Work instructions
Read the records below and report each line in which "true" occurs.

Data about app and page elements:
┄┄┄┄┄┄┄┄┄┄┄┄┄┄┄┄┄┄┄┄

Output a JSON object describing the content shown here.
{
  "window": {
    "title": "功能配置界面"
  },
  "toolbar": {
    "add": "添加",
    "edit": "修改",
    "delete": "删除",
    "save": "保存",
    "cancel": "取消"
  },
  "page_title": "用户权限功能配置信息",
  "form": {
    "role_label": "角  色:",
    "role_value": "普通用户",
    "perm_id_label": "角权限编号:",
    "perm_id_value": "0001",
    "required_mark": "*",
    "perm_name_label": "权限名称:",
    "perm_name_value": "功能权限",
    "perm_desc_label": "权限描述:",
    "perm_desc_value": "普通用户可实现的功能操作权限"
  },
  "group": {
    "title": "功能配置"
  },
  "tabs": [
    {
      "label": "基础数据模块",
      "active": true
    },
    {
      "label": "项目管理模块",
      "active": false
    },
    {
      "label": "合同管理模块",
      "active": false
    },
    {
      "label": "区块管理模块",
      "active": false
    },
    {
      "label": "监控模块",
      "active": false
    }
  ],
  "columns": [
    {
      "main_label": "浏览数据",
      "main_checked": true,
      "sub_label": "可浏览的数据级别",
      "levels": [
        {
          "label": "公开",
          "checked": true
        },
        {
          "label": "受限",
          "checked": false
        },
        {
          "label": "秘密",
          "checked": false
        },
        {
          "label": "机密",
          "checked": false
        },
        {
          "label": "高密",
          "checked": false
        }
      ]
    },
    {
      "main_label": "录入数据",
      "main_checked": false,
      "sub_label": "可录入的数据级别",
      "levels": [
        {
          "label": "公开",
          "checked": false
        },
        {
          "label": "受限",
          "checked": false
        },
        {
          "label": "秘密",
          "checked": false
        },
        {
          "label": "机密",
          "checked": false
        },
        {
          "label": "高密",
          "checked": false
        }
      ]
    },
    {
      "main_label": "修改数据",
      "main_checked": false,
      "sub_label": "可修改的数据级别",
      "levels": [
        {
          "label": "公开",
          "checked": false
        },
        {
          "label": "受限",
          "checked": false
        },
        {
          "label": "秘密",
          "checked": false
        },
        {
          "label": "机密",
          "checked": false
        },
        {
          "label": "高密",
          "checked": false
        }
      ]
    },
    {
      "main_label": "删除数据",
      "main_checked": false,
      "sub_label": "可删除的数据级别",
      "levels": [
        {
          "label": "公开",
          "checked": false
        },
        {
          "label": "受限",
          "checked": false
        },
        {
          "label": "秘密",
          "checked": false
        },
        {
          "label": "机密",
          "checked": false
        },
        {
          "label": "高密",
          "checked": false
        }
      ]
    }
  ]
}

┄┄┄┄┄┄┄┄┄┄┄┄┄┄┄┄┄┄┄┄

Response box
      "active": true
      "main_checked": true,
          "checked": true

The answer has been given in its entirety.